Writer: David Edgar
Director: Christopher Haydon
Reviewer: Selwyn Knight
David Edgar is 70 this year. Simple subtraction shows that he was 20 in 1968, the year known for student unrest and demonstrations across the world. And while Edgar didn’t take part in demonstrations, he was nevertheless beating the socialist drum as chair of the Socialist Society (or “SocSoc”) at Manchester University, campaigning against the expulsion of two students. Since then, Edgar has become a prolific playwright associated with the Royal Shakespeare Company and Birmingham REP among others, with over 60 plays, often with a political slant, published and performed.
In Trying It On, produced by China Plate Theatre, Edgar looks at some world history and the evolution of socialism since 1968 – did the students and their demonstrations of 1968 achieve anything? – through the lens of his own experiences and evolving beliefs. It takes place in a set of cardboard boxes and filing cabinets full of paper, representing, perhaps, the interior of his own mind and memories. It’s an autobiographical piece, but also includes filmed and taped excerpts from interviews with some of the leading lights of 1968, in which he seeks to discover what happened to the Sergeant Pepper generation as they discuss how they felt then compared with now – and most seemed to have left the radical left behind and joined the Labour Party. Edgar uses the device of imagining a discussion with his young self in which his current beliefs and achievements are challenged by the younger Edgar – has he become a fake firebrand?

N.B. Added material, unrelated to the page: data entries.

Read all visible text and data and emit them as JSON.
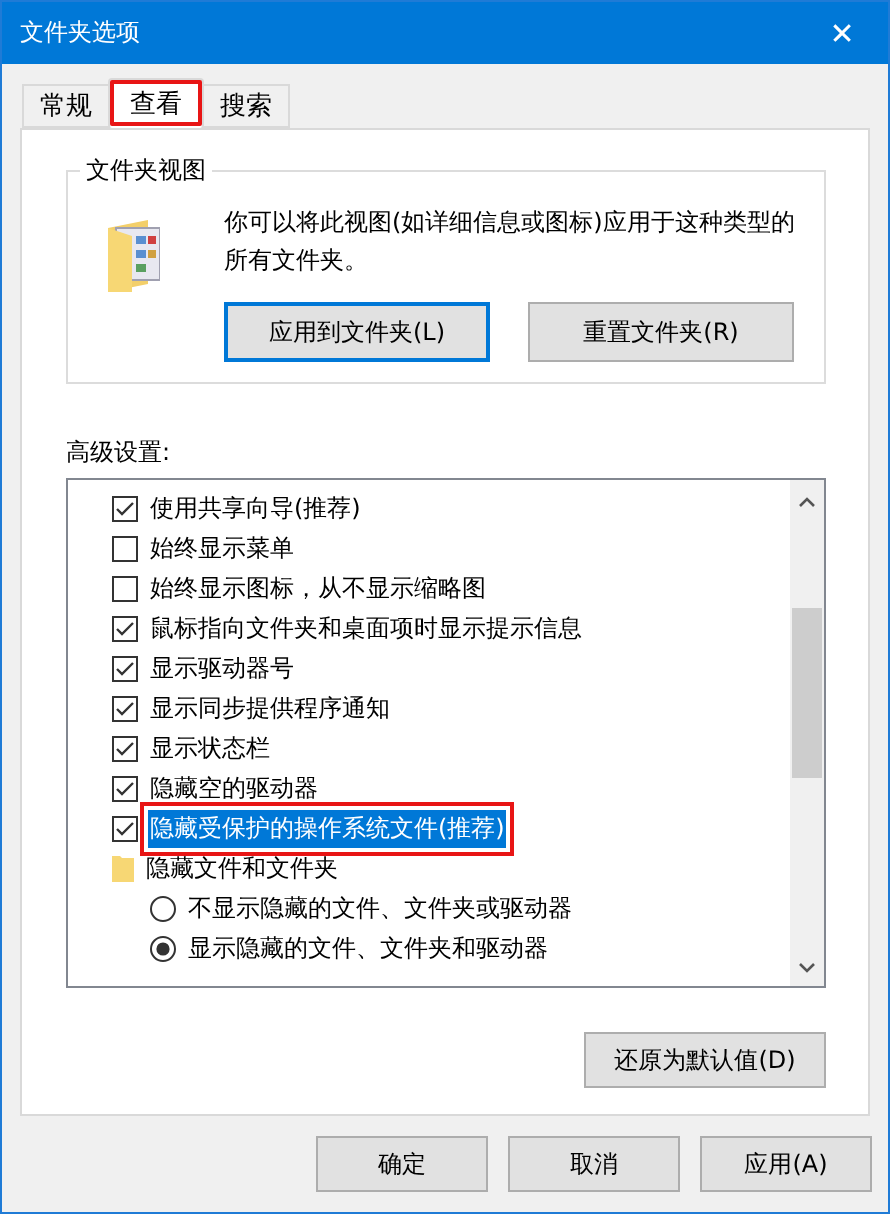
{
  "window": {
    "title": "文件夹选项",
    "close": "✕"
  },
  "tabs": [
    {
      "label": "常规",
      "selected": false,
      "annotated": false
    },
    {
      "label": "查看",
      "selected": true,
      "annotated": true
    },
    {
      "label": "搜索",
      "selected": false,
      "annotated": false
    }
  ],
  "folder_views": {
    "title": "文件夹视图",
    "description": "你可以将此视图(如详细信息或图标)应用于这种类型的所有文件夹。",
    "buttons": [
      {
        "label": "应用到文件夹(L)",
        "default": true
      },
      {
        "label": "重置文件夹(R)",
        "default": false
      }
    ]
  },
  "advanced": {
    "title": "高级设置:",
    "items": [
      {
        "kind": "checkbox",
        "label": "使用共享向导(推荐)",
        "checked": true,
        "selected": false,
        "annotated": false
      },
      {
        "kind": "checkbox",
        "label": "始终显示菜单",
        "checked": false,
        "selected": false,
        "annotated": false
      },
      {
        "kind": "checkbox",
        "label": "始终显示图标，从不显示缩略图",
        "checked": false,
        "selected": false,
        "annotated": false
      },
      {
        "kind": "checkbox",
        "label": "鼠标指向文件夹和桌面项时显示提示信息",
        "checked": true,
        "selected": false,
        "annotated": false
      },
      {
        "kind": "checkbox",
        "label": "显示驱动器号",
        "checked": true,
        "selected": false,
        "annotated": false
      },
      {
        "kind": "checkbox",
        "label": "显示同步提供程序通知",
        "checked": true,
        "selected": false,
        "annotated": false
      },
      {
        "kind": "checkbox",
        "label": "显示状态栏",
        "checked": true,
        "selected": false,
        "annotated": false
      },
      {
        "kind": "checkbox",
        "label": "隐藏空的驱动器",
        "checked": true,
        "selected": false,
        "annotated": false
      },
      {
        "kind": "checkbox",
        "label": "隐藏受保护的操作系统文件(推荐)",
        "checked": true,
        "selected": true,
        "annotated": true
      },
      {
        "kind": "group",
        "label": "隐藏文件和文件夹",
        "selected": false,
        "annotated": false,
        "children": [
          {
            "kind": "radio",
            "label": "不显示隐藏的文件、文件夹或驱动器",
            "checked": false,
            "selected": false,
            "annotated": false
          },
          {
            "kind": "radio",
            "label": "显示隐藏的文件、文件夹和驱动器",
            "checked": true,
            "selected": false,
            "annotated": false
          }
        ]
      }
    ]
  },
  "restore_button": "还原为默认值(D)",
  "footer_buttons": [
    "确定",
    "取消",
    "应用(A)"
  ]
}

This sounds as if it could be a terribly worthy (and wordy) piece. It is undoubtedly wordy, but Edgar soon displays a sharp and self-deprecating wit that injects moments of humour and lightness as the evening progresses. He doesn’t shy away from criticising the path he ultimately took, one that one might describe as utterly middle-class – writing plays about society’s ills – as compared to the aspirations of the young Edgar. Nevertheless, he is able to point to some of the left’s achievements of the last 50 years, in which he may have played a part, against the backdrop of the rise of monetarism, Thatcherism and the far-right. And just as one begins to think this is an exercise in self-congratulation, he is called out and challenged to justify himself. However, even that is artifice – a quick straw poll at the beginning of the evening demonstrates that this is an audience heavily in tune with Edgar’s world-view.

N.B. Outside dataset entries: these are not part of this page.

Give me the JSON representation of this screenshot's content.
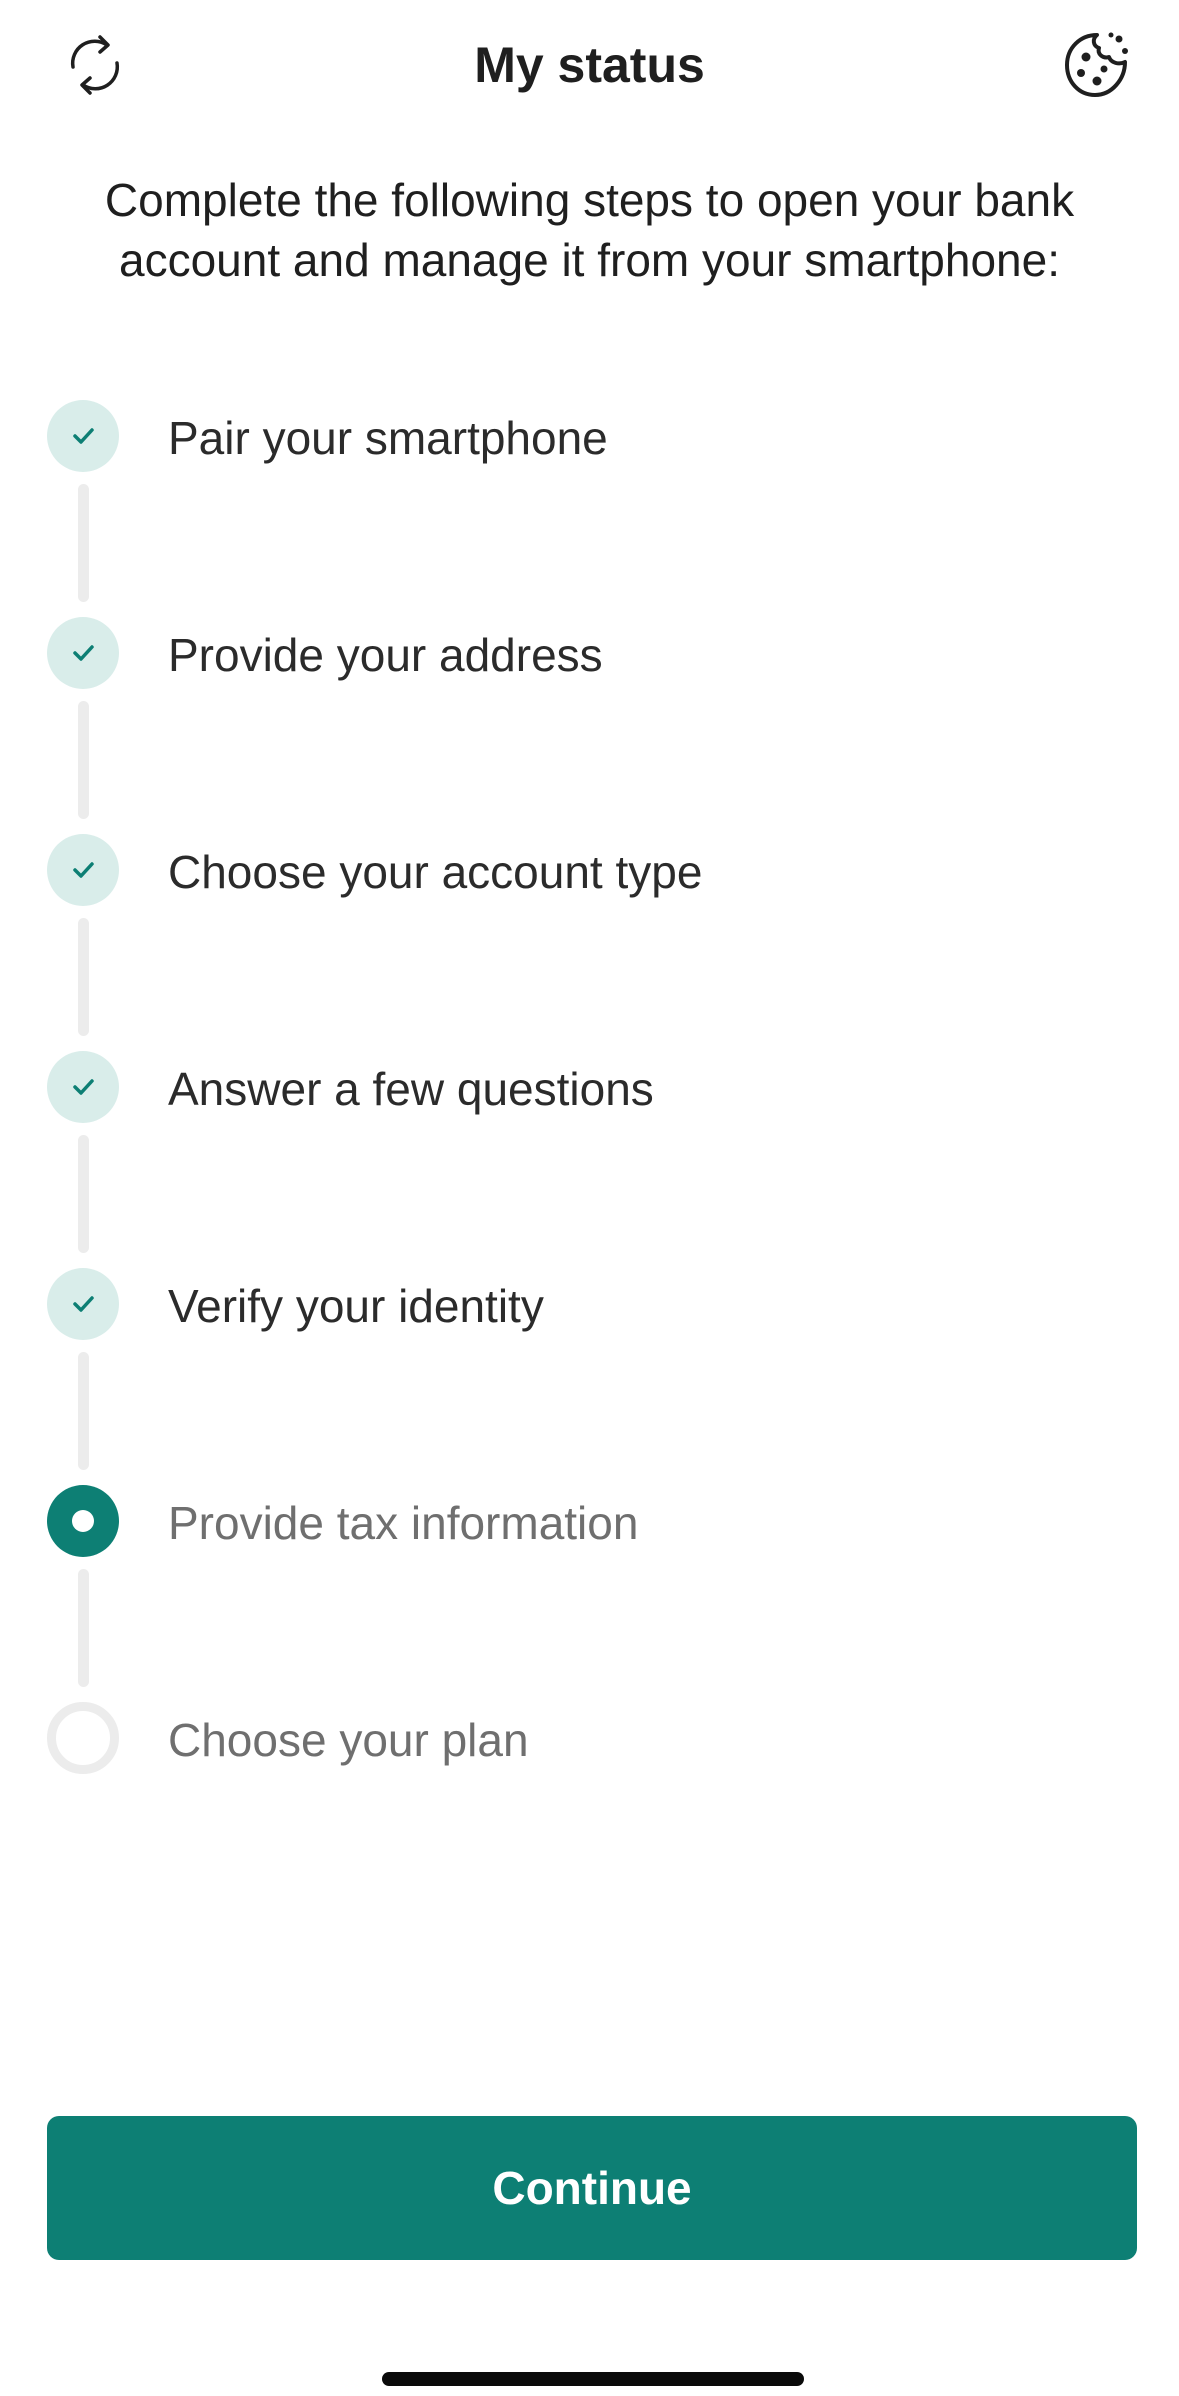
{
  "header": {
    "title": "My status",
    "left_icon": "refresh-icon",
    "right_icon": "cookie-icon"
  },
  "intro": {
    "text": "Complete the following steps to open your bank account and manage it from your smartphone:"
  },
  "steps": [
    {
      "label": "Pair your smartphone",
      "status": "completed"
    },
    {
      "label": "Provide your address",
      "status": "completed"
    },
    {
      "label": "Choose your account type",
      "status": "completed"
    },
    {
      "label": "Answer a few questions",
      "status": "completed"
    },
    {
      "label": "Verify your identity",
      "status": "completed"
    },
    {
      "label": "Provide tax information",
      "status": "current"
    },
    {
      "label": "Choose your plan",
      "status": "pending"
    }
  ],
  "actions": {
    "continue_label": "Continue"
  },
  "colors": {
    "accent": "#0d7f74",
    "completed_bg": "#d9edea",
    "connector": "#ececec"
  }
}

The use of a variety of techniques – projections and recordings, questioning the audience, being challenged by the stage manager – prevents the evening descending into wordy worthiness, but they can’t prevent the feeling that it is a touch overlong, that it is beginning to flag when it is explosively interrupted towards the end and finds a new lease of life. This was an early performance and no doubt Edgar and Director Christopher Haydon will take the opportunity to tighten it further before it continues on tour in the autumn.

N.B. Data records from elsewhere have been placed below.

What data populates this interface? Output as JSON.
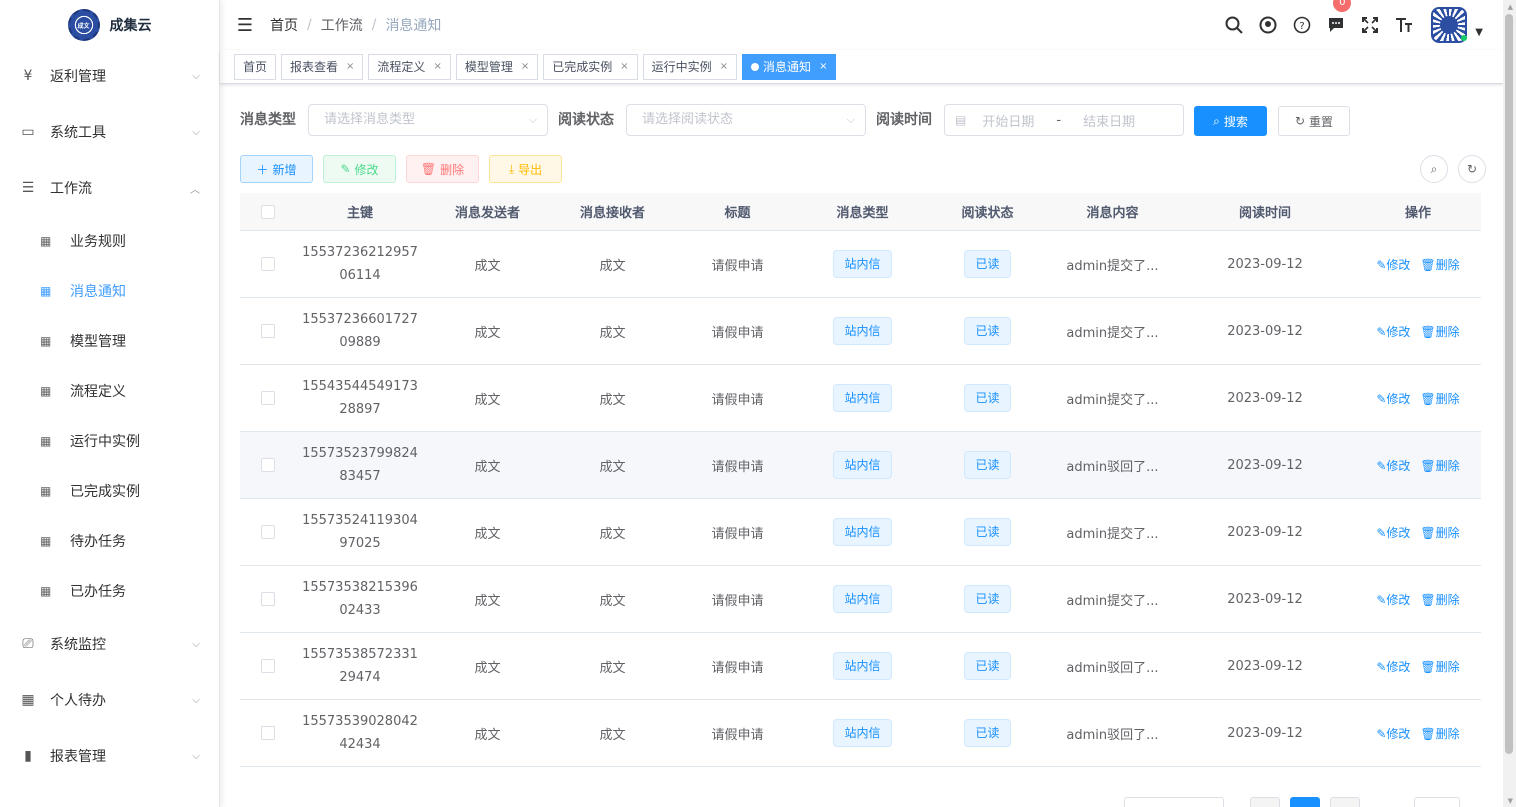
{
  "app": {
    "title": "成集云"
  },
  "sidebar": {
    "menus": [
      {
        "label": "返利管理",
        "icon": "yen-icon"
      },
      {
        "label": "系统工具",
        "icon": "toolbox-icon"
      },
      {
        "label": "工作流",
        "icon": "tree-icon",
        "expanded": true
      },
      {
        "label": "系统监控",
        "icon": "monitor-icon"
      },
      {
        "label": "个人待办",
        "icon": "grid-icon"
      },
      {
        "label": "报表管理",
        "icon": "chart-icon"
      },
      {
        "label": "..."
      }
    ],
    "submenu": [
      {
        "label": "业务规则"
      },
      {
        "label": "消息通知",
        "active": true
      },
      {
        "label": "模型管理"
      },
      {
        "label": "流程定义"
      },
      {
        "label": "运行中实例"
      },
      {
        "label": "已完成实例"
      },
      {
        "label": "待办任务"
      },
      {
        "label": "已办任务"
      }
    ]
  },
  "header": {
    "breadcrumb": [
      "首页",
      "工作流",
      "消息通知"
    ],
    "message_badge": "0"
  },
  "tabs": [
    {
      "label": "首页",
      "closable": false
    },
    {
      "label": "报表查看",
      "closable": true
    },
    {
      "label": "流程定义",
      "closable": true
    },
    {
      "label": "模型管理",
      "closable": true
    },
    {
      "label": "已完成实例",
      "closable": true
    },
    {
      "label": "运行中实例",
      "closable": true
    },
    {
      "label": "消息通知",
      "closable": true,
      "active": true
    }
  ],
  "search": {
    "type_label": "消息类型",
    "type_placeholder": "请选择消息类型",
    "status_label": "阅读状态",
    "status_placeholder": "请选择阅读状态",
    "time_label": "阅读时间",
    "start_placeholder": "开始日期",
    "range_sep": "-",
    "end_placeholder": "结束日期",
    "search_btn": "搜索",
    "reset_btn": "重置"
  },
  "toolbar": {
    "add": "新增",
    "edit": "修改",
    "delete": "删除",
    "export": "导出"
  },
  "table": {
    "columns": [
      "主键",
      "消息发送者",
      "消息接收者",
      "标题",
      "消息类型",
      "阅读状态",
      "消息内容",
      "阅读时间",
      "操作"
    ],
    "edit_label": "修改",
    "delete_label": "删除",
    "rows": [
      {
        "id_1": "15537236212957",
        "id_2": "06114",
        "sender": "成文",
        "receiver": "成文",
        "title": "请假申请",
        "type": "站内信",
        "status": "已读",
        "content": "admin提交了...",
        "time": "2023-09-12"
      },
      {
        "id_1": "15537236601727",
        "id_2": "09889",
        "sender": "成文",
        "receiver": "成文",
        "title": "请假申请",
        "type": "站内信",
        "status": "已读",
        "content": "admin提交了...",
        "time": "2023-09-12"
      },
      {
        "id_1": "15543544549173",
        "id_2": "28897",
        "sender": "成文",
        "receiver": "成文",
        "title": "请假申请",
        "type": "站内信",
        "status": "已读",
        "content": "admin提交了...",
        "time": "2023-09-12"
      },
      {
        "id_1": "15573523799824",
        "id_2": "83457",
        "sender": "成文",
        "receiver": "成文",
        "title": "请假申请",
        "type": "站内信",
        "status": "已读",
        "content": "admin驳回了...",
        "time": "2023-09-12"
      },
      {
        "id_1": "15573524119304",
        "id_2": "97025",
        "sender": "成文",
        "receiver": "成文",
        "title": "请假申请",
        "type": "站内信",
        "status": "已读",
        "content": "admin提交了...",
        "time": "2023-09-12"
      },
      {
        "id_1": "15573538215396",
        "id_2": "02433",
        "sender": "成文",
        "receiver": "成文",
        "title": "请假申请",
        "type": "站内信",
        "status": "已读",
        "content": "admin提交了...",
        "time": "2023-09-12"
      },
      {
        "id_1": "15573538572331",
        "id_2": "29474",
        "sender": "成文",
        "receiver": "成文",
        "title": "请假申请",
        "type": "站内信",
        "status": "已读",
        "content": "admin驳回了...",
        "time": "2023-09-12"
      },
      {
        "id_1": "15573539028042",
        "id_2": "42434",
        "sender": "成文",
        "receiver": "成文",
        "title": "请假申请",
        "type": "站内信",
        "status": "已读",
        "content": "admin驳回了...",
        "time": "2023-09-12"
      }
    ]
  },
  "colors": {
    "primary": "#1890ff",
    "active_tab": "#409eff",
    "badge": "#f56c6c"
  }
}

Nevertheless, this is a thought-provoking evening inviting us to muse with Edgar on the march of world history over the last fifty years and on our own journeys in that time.
Runs Until 13 June 2018 | Image: Arnim Friess